Drop the images. Copy every line below character for character.

** Data extract follows **

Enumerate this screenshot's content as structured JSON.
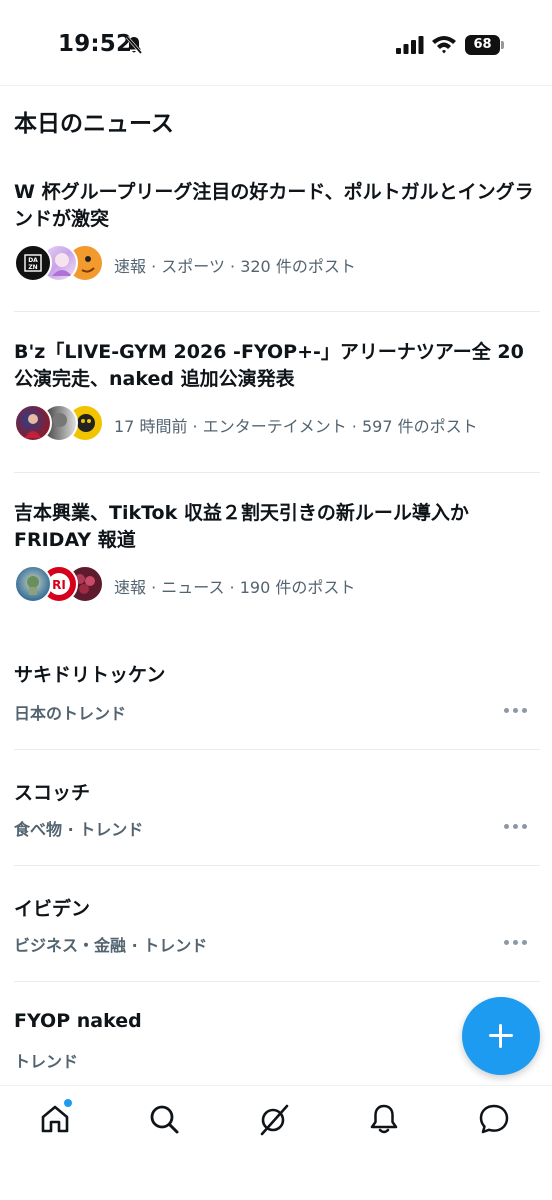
{
  "status_bar": {
    "time": "19:52",
    "battery": "68"
  },
  "section_title": "本日のニュース",
  "news": [
    {
      "headline": "W 杯グループリーグ注目の好カード、ポルトガルとイングランドが激突",
      "meta": "速報 · スポーツ · 320 件のポスト",
      "avatars": [
        "dazn-logo",
        "anime-avatar",
        "orange-avatar"
      ]
    },
    {
      "headline": "B'z「LIVE-GYM 2026 -FYOP+-」アリーナツアー全 20 公演完走、naked 追加公演発表",
      "meta": "17 時間前 · エンターテイメント · 597 件のポスト",
      "avatars": [
        "red-avatar",
        "bw-avatar",
        "yellow-avatar"
      ]
    },
    {
      "headline": "吉本興業、TikTok 収益２割天引きの新ルール導入か FRIDAY 報道",
      "meta": "速報 · ニュース · 190 件のポスト",
      "avatars": [
        "photo-avatar",
        "fri-logo",
        "berry-avatar"
      ]
    }
  ],
  "trends": [
    {
      "title": "サキドリトッケン",
      "meta": "日本のトレンド"
    },
    {
      "title": "スコッチ",
      "meta": "食べ物 · トレンド"
    },
    {
      "title": "イビデン",
      "meta": "ビジネス・金融 · トレンド"
    },
    {
      "title": "FYOP naked",
      "meta": "トレンド"
    }
  ],
  "colors": {
    "accent": "#1d9bf0",
    "text": "#0f1419",
    "secondary": "#536471"
  },
  "nav": [
    "home-icon",
    "search-icon",
    "grok-icon",
    "notifications-icon",
    "messages-icon"
  ]
}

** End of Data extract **

Expected answer ::
Enumerate this screenshot's content as structured JSON.
{
  "status_bar": {
    "time": "19:52",
    "battery": "68"
  },
  "section_title": "本日のニュース",
  "news": [
    {
      "headline": "W 杯グループリーグ注目の好カード、ポルトガルとイングランドが激突",
      "meta": "速報 · スポーツ · 320 件のポスト",
      "avatars": [
        "dazn-logo",
        "anime-avatar",
        "orange-avatar"
      ]
    },
    {
      "headline": "B'z「LIVE-GYM 2026 -FYOP+-」アリーナツアー全 20 公演完走、naked 追加公演発表",
      "meta": "17 時間前 · エンターテイメント · 597 件のポスト",
      "avatars": [
        "red-avatar",
        "bw-avatar",
        "yellow-avatar"
      ]
    },
    {
      "headline": "吉本興業、TikTok 収益２割天引きの新ルール導入か FRIDAY 報道",
      "meta": "速報 · ニュース · 190 件のポスト",
      "avatars": [
        "photo-avatar",
        "fri-logo",
        "berry-avatar"
      ]
    }
  ],
  "trends": [
    {
      "title": "サキドリトッケン",
      "meta": "日本のトレンド"
    },
    {
      "title": "スコッチ",
      "meta": "食べ物 · トレンド"
    },
    {
      "title": "イビデン",
      "meta": "ビジネス・金融 · トレンド"
    },
    {
      "title": "FYOP naked",
      "meta": "トレンド"
    }
  ],
  "colors": {
    "accent": "#1d9bf0",
    "text": "#0f1419",
    "secondary": "#536471"
  },
  "nav": [
    "home-icon",
    "search-icon",
    "grok-icon",
    "notifications-icon",
    "messages-icon"
  ]
}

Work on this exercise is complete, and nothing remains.